| GOAL OF THE EXERCISE |
In the entries that follow, find the word "Printing" and report each line it is on.

######

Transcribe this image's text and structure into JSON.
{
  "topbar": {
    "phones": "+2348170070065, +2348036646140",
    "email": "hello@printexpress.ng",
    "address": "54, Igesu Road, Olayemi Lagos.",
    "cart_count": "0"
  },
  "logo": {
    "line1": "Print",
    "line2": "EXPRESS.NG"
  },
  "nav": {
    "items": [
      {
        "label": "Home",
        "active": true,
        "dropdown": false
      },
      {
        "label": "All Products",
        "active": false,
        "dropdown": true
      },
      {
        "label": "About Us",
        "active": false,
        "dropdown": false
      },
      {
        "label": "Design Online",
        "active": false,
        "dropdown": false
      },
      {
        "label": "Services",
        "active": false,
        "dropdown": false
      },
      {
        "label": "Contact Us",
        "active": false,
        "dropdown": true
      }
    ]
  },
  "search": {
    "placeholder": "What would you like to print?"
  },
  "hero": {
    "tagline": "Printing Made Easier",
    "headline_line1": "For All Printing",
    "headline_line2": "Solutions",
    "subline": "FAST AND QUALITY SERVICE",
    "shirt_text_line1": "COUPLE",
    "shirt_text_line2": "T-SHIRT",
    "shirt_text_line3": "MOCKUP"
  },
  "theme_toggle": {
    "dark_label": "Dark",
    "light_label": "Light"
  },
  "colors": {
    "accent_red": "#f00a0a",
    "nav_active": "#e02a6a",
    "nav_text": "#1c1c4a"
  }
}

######

| RESULT OF THE EXERCISE |
    "tagline": "Printing Made Easier",
    "headline_line1": "For All Printing",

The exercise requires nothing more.